"Nancy was one of the first artists of her era to break away from the rigid formulas of minimalism and look at other aspects of contemporary culture," said Debra Balken, a Boston-based independent curator. Quoted in The Boston Globe, Balken added that Graves' introduction of decorative elements distinguished her work from that of a whole generation of artists. Even toward the end of her life, Graves had begun to experiment with poly-optics, a synthetic glass-like material, and was incorporating handblown glass into her sculptures.
M. Knoedler & Co. represented her in New York and mounted yearly exhibitions of her work beginning in 1980. She was represented by the Janie C. Lee Gallery in Houston as well. In 1985 she received the Yale Arts Award and in 1986 Vassar acknowledged her accomplishments with an exhibition and the Vassar College Distinguished Visitor Award. Solo exhibitions of her work appeared in Philadelphia, Pennsylvania; Buffalo, New York; Cleveland, Ohio; Fort Worth, Texas; and Aachen, Germany. Her works have also been included in numerous groups shows.
Graves died in New York on October 21, 1995, a victim of cancer.

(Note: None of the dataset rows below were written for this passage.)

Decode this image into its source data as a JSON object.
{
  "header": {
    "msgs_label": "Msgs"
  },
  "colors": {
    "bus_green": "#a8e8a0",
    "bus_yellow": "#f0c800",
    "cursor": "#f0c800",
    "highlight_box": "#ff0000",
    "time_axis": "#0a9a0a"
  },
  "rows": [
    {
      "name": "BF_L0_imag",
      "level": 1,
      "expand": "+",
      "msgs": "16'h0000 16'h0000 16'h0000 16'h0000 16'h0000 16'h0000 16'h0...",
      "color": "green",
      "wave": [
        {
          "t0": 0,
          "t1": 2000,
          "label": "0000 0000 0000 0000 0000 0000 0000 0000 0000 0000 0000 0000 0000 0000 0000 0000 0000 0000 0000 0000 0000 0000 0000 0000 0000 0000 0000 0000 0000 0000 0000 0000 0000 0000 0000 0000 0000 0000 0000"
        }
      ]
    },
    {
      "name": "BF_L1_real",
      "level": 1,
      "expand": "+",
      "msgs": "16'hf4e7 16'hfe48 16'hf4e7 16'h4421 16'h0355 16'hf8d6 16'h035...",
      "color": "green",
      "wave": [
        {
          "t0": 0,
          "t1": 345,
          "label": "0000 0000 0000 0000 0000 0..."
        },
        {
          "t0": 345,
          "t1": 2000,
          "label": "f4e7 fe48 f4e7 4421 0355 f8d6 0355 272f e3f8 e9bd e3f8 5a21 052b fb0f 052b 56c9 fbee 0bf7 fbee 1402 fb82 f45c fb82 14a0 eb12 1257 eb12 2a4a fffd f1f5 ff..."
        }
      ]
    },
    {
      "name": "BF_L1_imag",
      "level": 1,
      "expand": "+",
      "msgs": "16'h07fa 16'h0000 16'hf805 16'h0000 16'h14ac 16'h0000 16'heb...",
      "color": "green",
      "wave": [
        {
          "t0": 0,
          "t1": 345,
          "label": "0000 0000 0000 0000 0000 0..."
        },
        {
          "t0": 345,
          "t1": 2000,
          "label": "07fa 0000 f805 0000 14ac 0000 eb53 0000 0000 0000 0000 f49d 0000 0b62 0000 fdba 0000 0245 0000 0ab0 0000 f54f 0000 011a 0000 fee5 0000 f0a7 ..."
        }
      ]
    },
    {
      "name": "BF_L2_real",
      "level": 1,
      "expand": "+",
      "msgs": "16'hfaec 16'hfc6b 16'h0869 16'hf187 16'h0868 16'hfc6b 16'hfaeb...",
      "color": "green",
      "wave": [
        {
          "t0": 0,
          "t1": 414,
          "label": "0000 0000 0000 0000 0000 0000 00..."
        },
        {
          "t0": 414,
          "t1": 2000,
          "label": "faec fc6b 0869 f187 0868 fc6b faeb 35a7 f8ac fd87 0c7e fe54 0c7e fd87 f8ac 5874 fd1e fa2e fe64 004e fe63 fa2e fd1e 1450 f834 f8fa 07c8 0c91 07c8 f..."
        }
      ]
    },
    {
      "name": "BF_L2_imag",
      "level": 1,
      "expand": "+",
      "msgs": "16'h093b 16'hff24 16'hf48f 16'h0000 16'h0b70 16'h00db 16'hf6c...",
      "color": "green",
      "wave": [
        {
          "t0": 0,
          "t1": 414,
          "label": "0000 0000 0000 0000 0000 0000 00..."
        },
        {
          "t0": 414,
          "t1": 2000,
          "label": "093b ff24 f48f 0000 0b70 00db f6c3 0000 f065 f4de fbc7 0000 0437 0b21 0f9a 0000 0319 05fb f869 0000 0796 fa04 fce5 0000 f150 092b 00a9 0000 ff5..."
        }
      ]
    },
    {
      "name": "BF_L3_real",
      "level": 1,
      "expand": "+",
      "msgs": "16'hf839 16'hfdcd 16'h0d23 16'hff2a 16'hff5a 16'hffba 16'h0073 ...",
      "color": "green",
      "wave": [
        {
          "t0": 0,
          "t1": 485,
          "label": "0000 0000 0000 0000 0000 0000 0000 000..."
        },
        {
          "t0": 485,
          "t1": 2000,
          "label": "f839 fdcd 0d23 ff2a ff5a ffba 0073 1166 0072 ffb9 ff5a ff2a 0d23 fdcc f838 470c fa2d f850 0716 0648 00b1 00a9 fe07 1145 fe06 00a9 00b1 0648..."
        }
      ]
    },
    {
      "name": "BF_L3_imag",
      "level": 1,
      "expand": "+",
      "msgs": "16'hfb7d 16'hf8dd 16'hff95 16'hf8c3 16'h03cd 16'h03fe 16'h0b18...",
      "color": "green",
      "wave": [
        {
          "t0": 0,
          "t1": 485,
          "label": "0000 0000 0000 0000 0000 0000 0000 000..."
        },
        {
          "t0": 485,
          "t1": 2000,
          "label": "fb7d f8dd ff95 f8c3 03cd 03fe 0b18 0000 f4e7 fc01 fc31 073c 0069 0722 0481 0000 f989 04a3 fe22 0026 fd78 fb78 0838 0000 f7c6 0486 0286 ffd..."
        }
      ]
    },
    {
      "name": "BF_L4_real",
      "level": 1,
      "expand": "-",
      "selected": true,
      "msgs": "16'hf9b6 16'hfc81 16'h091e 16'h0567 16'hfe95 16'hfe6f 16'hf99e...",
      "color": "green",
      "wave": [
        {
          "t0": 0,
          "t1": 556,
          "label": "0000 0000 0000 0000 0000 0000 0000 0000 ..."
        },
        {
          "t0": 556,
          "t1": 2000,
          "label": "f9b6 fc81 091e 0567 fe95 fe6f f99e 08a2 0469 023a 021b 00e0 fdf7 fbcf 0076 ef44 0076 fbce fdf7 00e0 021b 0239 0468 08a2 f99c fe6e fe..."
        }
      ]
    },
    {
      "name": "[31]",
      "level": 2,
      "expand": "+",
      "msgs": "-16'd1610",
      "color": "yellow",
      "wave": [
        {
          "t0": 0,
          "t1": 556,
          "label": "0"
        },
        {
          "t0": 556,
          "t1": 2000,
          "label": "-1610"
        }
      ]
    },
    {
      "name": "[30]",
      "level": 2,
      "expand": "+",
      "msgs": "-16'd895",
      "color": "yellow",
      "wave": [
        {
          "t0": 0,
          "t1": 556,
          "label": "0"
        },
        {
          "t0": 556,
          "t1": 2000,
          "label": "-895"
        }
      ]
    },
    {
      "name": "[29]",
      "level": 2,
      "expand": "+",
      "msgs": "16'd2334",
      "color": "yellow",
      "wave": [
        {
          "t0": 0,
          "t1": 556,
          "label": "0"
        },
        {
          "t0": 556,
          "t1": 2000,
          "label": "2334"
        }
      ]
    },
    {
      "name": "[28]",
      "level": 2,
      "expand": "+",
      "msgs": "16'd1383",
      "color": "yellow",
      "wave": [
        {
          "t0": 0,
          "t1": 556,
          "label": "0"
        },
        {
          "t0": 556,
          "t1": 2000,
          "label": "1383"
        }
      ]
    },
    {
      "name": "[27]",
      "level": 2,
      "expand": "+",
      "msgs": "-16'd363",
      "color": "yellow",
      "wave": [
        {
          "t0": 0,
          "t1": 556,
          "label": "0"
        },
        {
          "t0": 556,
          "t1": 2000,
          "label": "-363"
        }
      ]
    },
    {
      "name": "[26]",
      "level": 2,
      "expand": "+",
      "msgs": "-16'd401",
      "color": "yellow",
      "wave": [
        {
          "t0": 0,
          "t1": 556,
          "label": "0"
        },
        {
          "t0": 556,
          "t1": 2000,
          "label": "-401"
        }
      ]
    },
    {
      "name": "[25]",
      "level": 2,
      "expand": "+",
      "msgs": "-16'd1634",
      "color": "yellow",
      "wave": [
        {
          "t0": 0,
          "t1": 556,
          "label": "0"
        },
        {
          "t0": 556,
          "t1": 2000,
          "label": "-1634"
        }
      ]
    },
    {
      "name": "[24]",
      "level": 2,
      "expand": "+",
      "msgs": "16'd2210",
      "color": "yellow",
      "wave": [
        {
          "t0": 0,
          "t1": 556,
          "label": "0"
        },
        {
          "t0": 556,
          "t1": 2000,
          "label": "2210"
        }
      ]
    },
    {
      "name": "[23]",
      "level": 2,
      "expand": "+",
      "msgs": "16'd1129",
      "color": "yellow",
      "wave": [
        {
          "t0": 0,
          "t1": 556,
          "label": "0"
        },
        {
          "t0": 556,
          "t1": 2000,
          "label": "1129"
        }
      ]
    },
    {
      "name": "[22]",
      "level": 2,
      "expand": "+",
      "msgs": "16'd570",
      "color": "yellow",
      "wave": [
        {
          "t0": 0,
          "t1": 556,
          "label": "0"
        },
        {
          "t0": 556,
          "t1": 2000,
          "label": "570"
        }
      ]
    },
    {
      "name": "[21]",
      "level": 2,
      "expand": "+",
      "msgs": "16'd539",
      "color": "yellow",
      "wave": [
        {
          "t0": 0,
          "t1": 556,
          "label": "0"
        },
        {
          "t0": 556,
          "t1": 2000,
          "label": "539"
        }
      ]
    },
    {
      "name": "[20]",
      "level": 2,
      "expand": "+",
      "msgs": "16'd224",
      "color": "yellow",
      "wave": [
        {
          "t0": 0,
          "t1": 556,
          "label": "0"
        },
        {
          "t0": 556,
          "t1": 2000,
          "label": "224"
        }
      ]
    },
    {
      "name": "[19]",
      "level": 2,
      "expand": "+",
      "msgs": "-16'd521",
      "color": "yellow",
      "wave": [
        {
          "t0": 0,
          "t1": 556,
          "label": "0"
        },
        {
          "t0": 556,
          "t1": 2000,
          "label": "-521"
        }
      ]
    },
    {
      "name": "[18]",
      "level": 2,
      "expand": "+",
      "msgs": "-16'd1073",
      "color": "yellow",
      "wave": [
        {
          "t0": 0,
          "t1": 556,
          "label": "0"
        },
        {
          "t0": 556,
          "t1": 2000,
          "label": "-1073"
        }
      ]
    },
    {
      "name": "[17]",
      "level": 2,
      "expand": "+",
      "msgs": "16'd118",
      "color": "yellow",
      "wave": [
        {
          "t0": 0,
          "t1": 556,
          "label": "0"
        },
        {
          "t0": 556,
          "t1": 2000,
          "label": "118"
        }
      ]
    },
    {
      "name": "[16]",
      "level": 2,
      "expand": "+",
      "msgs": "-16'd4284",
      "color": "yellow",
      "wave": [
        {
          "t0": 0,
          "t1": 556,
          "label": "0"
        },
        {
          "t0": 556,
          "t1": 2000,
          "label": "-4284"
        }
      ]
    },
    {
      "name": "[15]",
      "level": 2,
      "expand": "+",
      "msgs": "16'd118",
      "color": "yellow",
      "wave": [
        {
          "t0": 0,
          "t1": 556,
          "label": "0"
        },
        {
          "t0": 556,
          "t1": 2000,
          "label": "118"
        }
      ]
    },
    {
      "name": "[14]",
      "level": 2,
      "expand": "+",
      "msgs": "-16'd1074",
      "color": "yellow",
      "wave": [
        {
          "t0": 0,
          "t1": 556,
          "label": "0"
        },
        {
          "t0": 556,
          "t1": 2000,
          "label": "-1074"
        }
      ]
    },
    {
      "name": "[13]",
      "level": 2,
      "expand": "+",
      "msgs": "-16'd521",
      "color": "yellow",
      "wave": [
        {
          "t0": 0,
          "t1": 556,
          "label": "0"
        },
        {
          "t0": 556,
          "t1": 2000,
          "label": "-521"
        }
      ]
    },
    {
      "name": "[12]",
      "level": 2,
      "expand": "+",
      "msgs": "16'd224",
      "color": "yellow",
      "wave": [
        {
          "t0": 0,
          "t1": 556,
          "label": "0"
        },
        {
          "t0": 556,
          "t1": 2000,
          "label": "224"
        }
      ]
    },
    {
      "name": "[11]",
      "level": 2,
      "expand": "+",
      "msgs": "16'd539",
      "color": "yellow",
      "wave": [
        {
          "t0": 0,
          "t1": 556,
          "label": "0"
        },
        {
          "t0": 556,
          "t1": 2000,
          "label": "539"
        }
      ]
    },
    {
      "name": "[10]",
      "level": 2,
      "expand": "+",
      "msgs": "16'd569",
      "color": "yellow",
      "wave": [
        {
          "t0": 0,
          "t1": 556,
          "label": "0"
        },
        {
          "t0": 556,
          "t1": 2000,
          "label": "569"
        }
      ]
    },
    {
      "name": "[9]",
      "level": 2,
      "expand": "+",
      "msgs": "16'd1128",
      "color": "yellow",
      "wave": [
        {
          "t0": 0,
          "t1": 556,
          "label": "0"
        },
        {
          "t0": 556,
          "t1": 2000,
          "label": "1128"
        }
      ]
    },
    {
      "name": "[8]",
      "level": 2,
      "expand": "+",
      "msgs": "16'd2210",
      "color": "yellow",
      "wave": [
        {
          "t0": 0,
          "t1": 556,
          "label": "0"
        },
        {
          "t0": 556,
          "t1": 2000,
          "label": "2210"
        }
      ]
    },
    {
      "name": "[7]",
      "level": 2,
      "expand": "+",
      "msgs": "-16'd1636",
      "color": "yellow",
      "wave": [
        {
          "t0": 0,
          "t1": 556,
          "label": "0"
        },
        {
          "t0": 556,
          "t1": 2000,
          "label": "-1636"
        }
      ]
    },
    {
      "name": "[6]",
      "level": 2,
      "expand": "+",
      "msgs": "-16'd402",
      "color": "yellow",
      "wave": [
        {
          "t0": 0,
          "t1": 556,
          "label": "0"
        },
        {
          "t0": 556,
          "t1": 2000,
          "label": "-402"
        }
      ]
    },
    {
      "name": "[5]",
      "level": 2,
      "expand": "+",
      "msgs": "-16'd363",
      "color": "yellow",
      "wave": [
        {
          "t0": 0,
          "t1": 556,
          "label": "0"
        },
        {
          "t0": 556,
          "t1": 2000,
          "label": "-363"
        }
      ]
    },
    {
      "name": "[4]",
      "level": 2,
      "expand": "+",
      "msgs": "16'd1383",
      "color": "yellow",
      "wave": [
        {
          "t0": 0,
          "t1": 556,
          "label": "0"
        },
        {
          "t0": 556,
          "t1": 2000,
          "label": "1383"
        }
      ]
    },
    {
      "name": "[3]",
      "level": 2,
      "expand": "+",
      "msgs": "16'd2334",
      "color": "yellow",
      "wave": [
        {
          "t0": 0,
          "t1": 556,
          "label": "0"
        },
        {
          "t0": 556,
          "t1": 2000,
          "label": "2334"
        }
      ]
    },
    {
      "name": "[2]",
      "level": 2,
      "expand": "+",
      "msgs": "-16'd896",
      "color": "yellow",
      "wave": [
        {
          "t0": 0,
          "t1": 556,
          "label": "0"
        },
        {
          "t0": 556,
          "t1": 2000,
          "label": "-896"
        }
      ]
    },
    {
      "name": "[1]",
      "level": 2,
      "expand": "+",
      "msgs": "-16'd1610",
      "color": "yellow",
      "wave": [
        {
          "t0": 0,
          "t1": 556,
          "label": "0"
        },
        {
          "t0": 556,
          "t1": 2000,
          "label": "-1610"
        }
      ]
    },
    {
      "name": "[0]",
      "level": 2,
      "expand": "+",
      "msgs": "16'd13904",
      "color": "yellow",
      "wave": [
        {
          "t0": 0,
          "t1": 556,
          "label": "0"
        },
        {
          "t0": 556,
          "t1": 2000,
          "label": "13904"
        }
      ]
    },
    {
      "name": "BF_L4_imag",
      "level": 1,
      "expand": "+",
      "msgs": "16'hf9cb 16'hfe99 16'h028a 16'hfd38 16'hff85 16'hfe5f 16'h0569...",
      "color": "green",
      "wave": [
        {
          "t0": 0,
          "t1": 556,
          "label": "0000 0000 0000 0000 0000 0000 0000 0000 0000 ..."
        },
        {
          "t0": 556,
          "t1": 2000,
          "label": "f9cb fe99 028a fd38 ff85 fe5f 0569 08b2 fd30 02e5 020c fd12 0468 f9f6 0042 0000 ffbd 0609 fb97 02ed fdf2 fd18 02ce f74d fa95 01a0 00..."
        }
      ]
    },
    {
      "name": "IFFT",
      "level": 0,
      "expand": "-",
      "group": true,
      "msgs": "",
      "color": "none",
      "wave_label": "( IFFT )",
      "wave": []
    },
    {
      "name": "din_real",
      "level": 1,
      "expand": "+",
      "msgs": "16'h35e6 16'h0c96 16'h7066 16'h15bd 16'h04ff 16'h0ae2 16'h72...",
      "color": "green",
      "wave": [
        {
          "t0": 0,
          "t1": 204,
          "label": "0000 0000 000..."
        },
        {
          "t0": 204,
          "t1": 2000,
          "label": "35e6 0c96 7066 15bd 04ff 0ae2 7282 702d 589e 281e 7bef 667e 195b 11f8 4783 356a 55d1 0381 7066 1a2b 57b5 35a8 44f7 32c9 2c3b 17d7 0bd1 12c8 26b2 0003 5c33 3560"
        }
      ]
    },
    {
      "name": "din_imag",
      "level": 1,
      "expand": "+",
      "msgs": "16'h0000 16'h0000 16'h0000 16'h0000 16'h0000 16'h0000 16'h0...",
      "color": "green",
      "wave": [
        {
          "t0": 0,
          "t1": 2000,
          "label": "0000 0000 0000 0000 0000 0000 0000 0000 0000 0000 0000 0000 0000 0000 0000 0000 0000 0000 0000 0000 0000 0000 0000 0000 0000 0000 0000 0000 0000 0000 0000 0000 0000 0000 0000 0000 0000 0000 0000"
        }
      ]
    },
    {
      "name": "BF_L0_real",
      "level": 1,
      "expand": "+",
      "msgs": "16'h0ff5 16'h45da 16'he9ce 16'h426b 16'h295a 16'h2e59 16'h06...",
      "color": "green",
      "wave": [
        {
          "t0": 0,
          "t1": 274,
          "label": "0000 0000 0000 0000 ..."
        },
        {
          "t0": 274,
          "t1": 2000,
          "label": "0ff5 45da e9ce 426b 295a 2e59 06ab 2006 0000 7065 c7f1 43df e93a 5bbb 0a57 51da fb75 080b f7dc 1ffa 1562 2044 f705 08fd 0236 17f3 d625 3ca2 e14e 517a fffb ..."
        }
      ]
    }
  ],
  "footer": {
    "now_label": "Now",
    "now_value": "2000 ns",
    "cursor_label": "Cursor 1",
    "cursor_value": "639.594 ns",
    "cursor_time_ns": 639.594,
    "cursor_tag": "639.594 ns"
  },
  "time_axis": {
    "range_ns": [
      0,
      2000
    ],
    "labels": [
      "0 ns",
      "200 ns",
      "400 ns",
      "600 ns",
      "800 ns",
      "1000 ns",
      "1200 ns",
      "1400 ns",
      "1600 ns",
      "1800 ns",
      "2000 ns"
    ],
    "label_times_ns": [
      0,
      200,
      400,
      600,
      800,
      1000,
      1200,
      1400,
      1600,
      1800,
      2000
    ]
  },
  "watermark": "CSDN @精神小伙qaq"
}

At the time of her death, she was married to Avery L. Smith.
Further Reading on Nancy Stevenson Graves
The most comprehensive book on the sculpture of Nancy Graves is The Sculpture of Nancy Graves: A Catalogue Raisonné, edited by the Fort Worth Art Museum (1987) in conjunction with their exhibition of her work. Two additional exhibition catalogues of interest are Nancy Graves: A Survey 1969/1980 by Linda Cathcart (1980) and Nancy Graves: Painting, Sculpture, Drawing, 1980-85 by Debra Bricker Balken (1986). Information related to Graves' work in the years immediately preceding her death was drawn from news articles in The Boston Globe and The New York Times.
Two articles of particular significance are Avis Berman, "Nancy Graves' New Age in Bronze," Artnews (February 1986) and Lucy Lippard, "Distancing: The Films of Nancy Graves," Art in America (November/December 1975).